Work instruction = Read through the data, and wherever a line holds the word "name", write that line out.

Material shown =
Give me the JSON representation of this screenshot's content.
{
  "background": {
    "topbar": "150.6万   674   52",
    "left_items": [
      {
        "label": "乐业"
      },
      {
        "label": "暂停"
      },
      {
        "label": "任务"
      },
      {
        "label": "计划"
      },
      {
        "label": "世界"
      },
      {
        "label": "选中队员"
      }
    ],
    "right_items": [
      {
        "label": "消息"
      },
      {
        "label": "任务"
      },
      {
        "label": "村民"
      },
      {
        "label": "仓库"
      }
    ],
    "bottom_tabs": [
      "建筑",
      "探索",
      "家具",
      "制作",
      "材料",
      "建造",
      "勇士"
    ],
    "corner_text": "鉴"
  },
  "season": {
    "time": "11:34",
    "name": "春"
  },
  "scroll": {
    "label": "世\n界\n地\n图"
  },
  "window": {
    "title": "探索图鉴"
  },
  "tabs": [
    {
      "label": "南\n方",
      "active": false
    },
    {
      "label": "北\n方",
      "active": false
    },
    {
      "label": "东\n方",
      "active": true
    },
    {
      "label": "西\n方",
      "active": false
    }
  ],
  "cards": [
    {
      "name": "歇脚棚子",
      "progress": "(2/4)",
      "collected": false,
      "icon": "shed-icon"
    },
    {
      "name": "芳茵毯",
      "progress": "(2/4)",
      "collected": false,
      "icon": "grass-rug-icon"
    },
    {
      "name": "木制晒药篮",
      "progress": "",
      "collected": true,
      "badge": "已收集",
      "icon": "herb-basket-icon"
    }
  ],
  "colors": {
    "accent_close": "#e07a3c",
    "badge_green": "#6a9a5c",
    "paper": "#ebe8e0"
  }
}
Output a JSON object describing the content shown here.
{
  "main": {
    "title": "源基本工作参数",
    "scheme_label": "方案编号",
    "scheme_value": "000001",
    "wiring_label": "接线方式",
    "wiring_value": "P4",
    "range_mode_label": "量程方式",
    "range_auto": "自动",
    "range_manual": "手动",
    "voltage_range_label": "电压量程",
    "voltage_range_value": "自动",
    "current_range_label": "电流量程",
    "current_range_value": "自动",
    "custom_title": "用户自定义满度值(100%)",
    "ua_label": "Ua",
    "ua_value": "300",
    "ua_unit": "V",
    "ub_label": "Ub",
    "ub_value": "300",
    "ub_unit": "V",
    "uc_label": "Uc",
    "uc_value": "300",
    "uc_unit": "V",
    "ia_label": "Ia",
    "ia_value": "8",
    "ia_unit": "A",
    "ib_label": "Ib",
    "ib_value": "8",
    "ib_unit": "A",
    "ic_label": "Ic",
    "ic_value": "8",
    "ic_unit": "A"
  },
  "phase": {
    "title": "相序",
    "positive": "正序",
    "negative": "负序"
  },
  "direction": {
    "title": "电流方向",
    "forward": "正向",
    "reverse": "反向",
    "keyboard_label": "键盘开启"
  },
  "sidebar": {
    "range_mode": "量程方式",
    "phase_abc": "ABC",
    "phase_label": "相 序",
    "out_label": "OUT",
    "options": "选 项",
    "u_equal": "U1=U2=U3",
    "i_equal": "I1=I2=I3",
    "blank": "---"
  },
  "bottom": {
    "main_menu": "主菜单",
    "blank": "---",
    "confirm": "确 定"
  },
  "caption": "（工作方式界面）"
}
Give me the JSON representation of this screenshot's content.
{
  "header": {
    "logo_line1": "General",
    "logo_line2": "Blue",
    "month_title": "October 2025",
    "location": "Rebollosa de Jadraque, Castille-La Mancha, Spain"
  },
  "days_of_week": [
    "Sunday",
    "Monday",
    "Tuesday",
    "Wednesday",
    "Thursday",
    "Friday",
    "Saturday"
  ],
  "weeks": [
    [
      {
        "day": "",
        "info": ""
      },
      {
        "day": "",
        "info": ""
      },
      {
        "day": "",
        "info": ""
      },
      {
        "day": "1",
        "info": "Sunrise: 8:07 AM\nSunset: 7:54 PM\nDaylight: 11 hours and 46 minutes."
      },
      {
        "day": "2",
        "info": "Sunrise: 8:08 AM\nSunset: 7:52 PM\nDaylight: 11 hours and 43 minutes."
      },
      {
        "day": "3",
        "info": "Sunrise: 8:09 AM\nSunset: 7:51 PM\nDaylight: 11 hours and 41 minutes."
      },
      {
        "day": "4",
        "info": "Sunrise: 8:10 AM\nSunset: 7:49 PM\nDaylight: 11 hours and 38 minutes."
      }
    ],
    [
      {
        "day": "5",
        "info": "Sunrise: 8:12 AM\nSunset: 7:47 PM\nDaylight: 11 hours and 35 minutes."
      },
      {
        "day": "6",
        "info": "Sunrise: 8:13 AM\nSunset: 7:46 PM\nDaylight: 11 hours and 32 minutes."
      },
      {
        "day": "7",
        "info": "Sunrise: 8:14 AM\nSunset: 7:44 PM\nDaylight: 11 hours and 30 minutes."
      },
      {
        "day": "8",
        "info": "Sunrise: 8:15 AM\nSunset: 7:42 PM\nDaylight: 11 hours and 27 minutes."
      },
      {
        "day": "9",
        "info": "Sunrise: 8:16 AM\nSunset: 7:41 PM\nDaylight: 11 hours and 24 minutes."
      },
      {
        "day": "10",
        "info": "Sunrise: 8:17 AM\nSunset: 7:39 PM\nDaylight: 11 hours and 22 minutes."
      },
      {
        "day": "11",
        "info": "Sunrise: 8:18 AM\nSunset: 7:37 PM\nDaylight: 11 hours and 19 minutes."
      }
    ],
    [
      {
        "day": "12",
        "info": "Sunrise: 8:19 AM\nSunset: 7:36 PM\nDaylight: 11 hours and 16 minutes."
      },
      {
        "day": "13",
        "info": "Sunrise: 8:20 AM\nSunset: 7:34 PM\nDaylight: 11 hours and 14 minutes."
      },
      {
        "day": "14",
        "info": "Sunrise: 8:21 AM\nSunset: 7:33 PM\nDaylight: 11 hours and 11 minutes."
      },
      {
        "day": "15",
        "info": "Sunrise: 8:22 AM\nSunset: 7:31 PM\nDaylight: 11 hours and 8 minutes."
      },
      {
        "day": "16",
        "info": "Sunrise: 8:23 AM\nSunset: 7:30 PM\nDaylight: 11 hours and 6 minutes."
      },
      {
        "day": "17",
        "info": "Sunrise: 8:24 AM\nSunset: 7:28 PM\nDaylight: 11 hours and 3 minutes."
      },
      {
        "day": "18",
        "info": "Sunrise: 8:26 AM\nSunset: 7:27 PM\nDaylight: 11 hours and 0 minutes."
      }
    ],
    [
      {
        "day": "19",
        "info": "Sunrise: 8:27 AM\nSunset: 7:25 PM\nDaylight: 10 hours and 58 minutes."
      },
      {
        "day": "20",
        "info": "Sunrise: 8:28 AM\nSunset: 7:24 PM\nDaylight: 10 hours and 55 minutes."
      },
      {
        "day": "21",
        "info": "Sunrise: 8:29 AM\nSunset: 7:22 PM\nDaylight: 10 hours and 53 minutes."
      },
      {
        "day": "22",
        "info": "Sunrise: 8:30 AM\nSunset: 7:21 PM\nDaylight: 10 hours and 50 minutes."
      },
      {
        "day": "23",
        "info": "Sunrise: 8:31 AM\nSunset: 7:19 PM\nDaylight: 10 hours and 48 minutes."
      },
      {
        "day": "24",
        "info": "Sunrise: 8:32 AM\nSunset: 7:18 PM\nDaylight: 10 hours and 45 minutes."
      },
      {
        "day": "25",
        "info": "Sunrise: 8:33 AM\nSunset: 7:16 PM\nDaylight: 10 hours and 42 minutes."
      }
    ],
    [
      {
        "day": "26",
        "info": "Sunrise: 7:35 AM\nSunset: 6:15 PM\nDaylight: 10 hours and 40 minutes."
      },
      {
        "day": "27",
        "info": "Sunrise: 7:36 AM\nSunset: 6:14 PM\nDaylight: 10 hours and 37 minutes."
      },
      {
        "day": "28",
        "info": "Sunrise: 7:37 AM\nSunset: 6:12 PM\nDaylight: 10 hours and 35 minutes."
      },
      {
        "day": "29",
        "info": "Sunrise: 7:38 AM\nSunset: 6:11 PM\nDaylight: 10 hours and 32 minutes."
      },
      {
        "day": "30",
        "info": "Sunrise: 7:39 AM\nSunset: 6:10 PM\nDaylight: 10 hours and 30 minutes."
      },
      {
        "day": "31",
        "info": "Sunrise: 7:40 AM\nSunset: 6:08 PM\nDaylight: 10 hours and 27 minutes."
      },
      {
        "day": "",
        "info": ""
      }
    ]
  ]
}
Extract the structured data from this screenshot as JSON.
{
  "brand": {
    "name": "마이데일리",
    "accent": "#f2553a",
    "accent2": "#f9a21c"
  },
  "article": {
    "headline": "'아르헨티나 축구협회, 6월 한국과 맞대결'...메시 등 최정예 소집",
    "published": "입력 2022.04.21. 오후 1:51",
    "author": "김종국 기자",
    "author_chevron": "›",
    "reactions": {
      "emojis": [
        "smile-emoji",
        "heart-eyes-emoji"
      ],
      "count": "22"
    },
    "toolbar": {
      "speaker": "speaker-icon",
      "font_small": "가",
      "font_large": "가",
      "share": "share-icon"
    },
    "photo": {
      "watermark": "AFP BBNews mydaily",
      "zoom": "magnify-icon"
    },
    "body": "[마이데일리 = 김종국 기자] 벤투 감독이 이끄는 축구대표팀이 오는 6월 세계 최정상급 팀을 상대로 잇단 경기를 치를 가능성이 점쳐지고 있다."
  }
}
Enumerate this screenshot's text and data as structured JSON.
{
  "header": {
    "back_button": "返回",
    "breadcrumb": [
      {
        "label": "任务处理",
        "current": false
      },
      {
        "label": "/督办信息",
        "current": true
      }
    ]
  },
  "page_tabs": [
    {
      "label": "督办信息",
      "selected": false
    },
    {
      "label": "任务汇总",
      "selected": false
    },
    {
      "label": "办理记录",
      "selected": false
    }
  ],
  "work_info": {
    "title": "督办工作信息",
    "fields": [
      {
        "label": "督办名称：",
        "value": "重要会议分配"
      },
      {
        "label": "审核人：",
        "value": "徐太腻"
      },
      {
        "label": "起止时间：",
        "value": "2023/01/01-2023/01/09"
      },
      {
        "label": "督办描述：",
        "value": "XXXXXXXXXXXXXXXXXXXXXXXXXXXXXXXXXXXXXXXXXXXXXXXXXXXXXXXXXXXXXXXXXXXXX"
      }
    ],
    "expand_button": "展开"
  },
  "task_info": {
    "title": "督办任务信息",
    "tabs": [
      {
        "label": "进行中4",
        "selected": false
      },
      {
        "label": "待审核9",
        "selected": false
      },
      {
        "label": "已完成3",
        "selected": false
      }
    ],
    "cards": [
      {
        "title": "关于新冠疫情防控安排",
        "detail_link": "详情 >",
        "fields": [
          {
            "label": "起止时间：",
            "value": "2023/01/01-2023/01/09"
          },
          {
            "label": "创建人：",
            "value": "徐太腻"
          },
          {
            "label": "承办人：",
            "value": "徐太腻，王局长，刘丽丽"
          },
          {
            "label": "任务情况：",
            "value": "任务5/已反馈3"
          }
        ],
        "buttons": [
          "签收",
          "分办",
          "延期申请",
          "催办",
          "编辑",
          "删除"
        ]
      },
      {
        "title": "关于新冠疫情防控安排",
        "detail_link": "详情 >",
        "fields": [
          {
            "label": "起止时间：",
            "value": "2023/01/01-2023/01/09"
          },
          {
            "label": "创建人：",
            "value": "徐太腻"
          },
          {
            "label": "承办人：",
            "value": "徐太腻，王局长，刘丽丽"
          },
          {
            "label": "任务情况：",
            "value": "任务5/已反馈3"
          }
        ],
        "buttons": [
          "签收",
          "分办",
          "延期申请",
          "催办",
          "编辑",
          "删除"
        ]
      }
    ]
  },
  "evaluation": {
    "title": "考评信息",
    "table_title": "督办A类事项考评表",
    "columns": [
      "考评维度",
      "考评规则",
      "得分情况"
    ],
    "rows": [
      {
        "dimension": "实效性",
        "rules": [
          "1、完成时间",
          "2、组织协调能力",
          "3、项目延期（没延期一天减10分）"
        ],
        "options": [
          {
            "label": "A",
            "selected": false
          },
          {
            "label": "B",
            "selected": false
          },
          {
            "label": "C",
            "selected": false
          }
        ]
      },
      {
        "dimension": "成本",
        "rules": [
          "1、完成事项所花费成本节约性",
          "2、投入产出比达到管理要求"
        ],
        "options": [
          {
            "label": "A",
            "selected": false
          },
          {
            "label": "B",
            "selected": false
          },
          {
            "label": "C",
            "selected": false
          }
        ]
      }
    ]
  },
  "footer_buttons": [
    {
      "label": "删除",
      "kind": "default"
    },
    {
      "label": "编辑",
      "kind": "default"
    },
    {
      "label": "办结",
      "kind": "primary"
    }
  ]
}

Written solution =
    "name": "春"
      "name": "歇脚棚子",
      "name": "芳茵毯",
      "name": "木制晒药篮",
    "name": "마이데일리",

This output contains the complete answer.